WORK TO BE COMPLETED
Search the data for the string "this" and extract every line where it appears.
= Beginning of Section =
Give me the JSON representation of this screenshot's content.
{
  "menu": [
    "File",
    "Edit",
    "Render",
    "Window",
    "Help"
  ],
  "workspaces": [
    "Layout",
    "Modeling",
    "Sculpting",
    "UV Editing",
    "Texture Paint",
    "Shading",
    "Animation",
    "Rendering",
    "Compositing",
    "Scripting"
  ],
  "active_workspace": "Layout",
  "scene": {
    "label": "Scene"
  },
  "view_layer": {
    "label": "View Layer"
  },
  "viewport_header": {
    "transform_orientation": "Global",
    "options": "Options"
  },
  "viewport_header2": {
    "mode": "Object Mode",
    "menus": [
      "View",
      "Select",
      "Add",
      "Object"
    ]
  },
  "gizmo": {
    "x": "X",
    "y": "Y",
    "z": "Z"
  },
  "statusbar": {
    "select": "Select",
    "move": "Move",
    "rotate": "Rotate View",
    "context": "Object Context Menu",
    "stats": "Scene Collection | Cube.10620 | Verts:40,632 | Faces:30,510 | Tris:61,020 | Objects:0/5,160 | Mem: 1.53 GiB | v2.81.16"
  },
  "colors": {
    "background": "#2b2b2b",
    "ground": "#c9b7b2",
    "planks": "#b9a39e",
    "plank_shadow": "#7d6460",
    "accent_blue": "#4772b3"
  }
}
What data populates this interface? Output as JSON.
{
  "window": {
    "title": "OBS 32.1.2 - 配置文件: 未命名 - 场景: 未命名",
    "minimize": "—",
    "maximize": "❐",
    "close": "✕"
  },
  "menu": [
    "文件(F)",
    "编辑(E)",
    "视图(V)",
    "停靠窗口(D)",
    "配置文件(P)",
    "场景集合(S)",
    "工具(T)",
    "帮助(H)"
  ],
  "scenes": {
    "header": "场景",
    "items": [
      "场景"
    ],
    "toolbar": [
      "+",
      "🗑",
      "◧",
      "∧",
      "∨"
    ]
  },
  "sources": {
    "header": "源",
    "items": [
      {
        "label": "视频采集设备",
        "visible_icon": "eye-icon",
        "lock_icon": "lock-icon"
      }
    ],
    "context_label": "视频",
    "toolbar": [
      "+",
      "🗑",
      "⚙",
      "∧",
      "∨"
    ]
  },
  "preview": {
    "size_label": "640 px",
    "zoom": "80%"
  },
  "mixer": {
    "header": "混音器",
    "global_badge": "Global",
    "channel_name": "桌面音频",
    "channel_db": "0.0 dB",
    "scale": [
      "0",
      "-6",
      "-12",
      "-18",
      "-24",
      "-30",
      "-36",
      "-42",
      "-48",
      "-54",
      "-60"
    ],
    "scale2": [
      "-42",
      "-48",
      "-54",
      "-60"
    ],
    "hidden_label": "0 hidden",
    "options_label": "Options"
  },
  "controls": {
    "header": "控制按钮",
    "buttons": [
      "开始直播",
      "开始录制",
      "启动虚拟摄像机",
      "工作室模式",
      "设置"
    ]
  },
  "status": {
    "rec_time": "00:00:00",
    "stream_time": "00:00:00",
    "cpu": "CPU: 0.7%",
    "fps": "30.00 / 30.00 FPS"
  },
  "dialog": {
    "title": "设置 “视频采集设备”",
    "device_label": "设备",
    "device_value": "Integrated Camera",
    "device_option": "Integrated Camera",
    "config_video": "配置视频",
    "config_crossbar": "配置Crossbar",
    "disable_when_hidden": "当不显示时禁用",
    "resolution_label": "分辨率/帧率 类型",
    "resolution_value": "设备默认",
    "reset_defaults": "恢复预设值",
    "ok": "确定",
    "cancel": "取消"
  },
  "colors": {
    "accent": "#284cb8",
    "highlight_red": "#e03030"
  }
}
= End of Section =
ANSWER BOX
Give me the JSON representation of this screenshot's content.
What data populates this interface? Output as JSON.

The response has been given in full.